State Senator J.P. Morrell and state Representative Helena Moreno, both Democrats from New Orleans, proposed the bill after a ghastly homicide, which dominated local TV coverage in early 2014. A man used a shotgun to murder his former mother-in-law and ex-boss after suffocating his wife, who had recently pressed charges against him for domestic violence.
To overcome the NRA’s argument that guns protect victims during attacks, the legislators argued that a gun kept in the home is significantly more likely to be used intentionally in a crime, assault, or suicide than in an act of self-defense. They cast gun violence as a public health problem that was costing the financially strapped state millions of dollars for medical treatments and lost productivity. Most importantly, the legislators found allies, like the United Way of Southeast Louisiana, which made ending domestic violence its top priority in 2014.
This hard work paid off: The NRA, which had blocked gun control legislation in the past, did not mount an opposing campaign. The legislature unanimously passed the bills, which were signed by Republican Governor Bobby Jindal, who had addressed the national NRA convention the previous year.
As Louisiana’s experience shows, the public health approach is highly effective. So the Brady Campaign to Prevent Gun Violence and its affiliated Million Moms March have adopted this technique to achieve their goal of cutting U.S. gun deaths in half by 2025. In addition to “stopping the bad apples”—the 5 percent of gun dealers who supply 90 percent of crime guns—the campaign hopes to get background checks applied to all gun sales and to educate the public about the risks of suicide and unintentional shooting posed by a gun in the home.
Powerful new allies are assisting the Brady Campaign, which has spearheaded the gun control movement for more than three decades, in the battle for state legislation. These include Everytown for Gun Safety, an organization led by former New York City Mayor Michael Bloomberg, and Americans for Responsible Solutions, a group founded by former Arizona Congresswoman Gabby Giffords. Both have contributed money to the cause.
The gun lobby, of course, remains a formidable opponent.
“The greatest asset of the NRA is not money, but its intensity,” Spitzer says. “The organization relies on alarmist rhetoric to reinforce the notion that the organization is constantly under siege and on the verge of losing the victories it has won in the past. That kind of alarmist rhetoric is very important in mobilizing its base and getting its members to call, write, email, show up at hearings and do everything they can to convince legislators to do what the NRA wants.”

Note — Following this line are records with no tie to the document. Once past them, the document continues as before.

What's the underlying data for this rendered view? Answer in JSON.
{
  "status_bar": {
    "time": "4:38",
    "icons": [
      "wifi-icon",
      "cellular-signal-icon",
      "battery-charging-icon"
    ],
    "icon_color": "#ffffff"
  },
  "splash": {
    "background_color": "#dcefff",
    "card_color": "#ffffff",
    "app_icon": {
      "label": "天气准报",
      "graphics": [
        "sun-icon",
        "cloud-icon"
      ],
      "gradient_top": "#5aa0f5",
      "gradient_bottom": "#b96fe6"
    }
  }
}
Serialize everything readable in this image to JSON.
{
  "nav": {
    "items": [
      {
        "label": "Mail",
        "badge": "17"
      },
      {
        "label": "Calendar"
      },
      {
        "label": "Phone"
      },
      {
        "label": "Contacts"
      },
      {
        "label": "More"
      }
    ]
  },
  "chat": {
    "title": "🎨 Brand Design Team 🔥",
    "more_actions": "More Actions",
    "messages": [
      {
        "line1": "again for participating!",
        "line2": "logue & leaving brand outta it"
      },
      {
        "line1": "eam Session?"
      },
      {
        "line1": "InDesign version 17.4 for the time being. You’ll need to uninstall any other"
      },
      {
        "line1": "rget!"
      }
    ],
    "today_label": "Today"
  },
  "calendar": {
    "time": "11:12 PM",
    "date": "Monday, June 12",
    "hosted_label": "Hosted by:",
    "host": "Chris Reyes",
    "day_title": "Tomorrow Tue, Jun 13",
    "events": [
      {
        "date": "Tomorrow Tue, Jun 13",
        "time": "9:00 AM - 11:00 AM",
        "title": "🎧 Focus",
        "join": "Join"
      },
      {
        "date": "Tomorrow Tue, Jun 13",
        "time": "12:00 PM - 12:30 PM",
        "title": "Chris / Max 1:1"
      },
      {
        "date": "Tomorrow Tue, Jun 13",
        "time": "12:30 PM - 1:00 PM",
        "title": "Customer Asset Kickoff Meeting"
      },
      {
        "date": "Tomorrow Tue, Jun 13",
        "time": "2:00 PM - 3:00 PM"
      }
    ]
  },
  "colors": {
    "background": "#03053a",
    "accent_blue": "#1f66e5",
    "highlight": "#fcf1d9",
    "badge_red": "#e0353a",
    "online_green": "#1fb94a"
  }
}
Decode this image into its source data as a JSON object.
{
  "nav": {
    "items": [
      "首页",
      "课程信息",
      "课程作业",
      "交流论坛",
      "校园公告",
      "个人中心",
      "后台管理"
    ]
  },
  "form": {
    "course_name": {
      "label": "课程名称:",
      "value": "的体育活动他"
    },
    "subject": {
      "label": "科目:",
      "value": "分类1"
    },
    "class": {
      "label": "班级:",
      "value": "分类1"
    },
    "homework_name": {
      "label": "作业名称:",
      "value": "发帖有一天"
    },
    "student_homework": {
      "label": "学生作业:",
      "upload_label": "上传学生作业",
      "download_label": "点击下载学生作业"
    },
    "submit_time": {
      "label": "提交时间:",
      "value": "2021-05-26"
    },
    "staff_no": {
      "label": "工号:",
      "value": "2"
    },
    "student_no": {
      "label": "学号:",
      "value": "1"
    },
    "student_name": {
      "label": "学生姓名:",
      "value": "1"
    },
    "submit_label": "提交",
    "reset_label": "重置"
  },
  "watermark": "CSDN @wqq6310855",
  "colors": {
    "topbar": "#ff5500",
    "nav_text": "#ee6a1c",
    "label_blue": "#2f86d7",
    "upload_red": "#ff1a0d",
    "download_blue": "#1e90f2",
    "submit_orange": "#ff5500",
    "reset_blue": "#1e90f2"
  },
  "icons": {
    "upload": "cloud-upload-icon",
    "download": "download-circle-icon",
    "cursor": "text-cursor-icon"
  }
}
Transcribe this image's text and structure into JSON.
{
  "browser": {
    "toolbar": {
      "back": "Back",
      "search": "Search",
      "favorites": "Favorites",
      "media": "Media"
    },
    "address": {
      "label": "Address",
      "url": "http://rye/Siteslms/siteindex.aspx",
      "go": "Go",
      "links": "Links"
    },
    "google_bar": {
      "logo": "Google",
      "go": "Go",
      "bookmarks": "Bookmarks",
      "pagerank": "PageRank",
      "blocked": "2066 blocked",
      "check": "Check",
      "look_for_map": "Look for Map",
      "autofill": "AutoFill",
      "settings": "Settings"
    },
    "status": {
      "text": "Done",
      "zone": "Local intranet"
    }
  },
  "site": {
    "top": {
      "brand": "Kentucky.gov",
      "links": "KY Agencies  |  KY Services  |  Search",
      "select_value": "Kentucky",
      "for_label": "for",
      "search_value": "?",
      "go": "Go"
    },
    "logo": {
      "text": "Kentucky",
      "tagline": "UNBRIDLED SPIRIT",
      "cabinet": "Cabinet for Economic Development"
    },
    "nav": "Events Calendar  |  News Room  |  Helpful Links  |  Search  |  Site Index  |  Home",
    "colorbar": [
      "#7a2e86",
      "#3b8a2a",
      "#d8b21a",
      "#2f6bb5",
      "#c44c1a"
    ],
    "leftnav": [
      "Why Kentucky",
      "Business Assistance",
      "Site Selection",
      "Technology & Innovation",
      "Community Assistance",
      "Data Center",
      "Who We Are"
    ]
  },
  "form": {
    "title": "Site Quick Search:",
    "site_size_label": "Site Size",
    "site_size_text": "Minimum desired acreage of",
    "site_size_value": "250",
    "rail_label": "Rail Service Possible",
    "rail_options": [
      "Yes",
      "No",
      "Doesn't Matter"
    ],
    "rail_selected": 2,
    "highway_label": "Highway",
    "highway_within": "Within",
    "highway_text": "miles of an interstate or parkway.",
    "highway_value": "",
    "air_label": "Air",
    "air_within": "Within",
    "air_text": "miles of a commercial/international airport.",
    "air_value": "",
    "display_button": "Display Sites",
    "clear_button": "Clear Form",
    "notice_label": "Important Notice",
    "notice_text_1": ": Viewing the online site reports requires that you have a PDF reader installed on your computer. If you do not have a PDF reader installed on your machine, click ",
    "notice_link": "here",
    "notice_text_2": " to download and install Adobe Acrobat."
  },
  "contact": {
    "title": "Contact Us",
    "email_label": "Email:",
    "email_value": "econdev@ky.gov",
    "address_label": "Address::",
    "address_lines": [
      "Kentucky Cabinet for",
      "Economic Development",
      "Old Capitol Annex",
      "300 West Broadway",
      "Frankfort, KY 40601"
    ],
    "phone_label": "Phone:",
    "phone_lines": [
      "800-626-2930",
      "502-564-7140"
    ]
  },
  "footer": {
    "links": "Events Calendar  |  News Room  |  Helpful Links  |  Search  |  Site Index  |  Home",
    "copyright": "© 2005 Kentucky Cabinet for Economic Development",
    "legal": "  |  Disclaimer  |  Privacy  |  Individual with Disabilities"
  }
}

Indeed, at least fifteen states are considering bills to allow guns to be carried on university and college campuses. Another sixteen states are weighing bills to allow concealed weapons to be carried in public without a permit.
Still, Cutilletta remains optimistic. The last week in January, the gun control movement scored a key victory in Nebraska. A bill that would have repealed local gun laws already on the books was stopped on the floor of the legislature. According to the Lincoln Journal Star, “The measure would have dashed a local law aimed at keeping guns out of the hands of juvenile gang members and a registration requirement that allows police to deny handguns for those who are mentally ill or involved in documented gang activity.”
“We expect similar victories in other states,” Cutilletta says, “because the evidence is growing that states with weak laws like Wyoming and Mississippi have some of the highest gun death rates, while states with strong laws like California and Massachusetts have some of the lowest gun death rates. The message that gun control saves lives is becoming impossible to ignore.”
Sharon Johnson is the senior correspondent for Women’s eNews, a digital news service in New York City.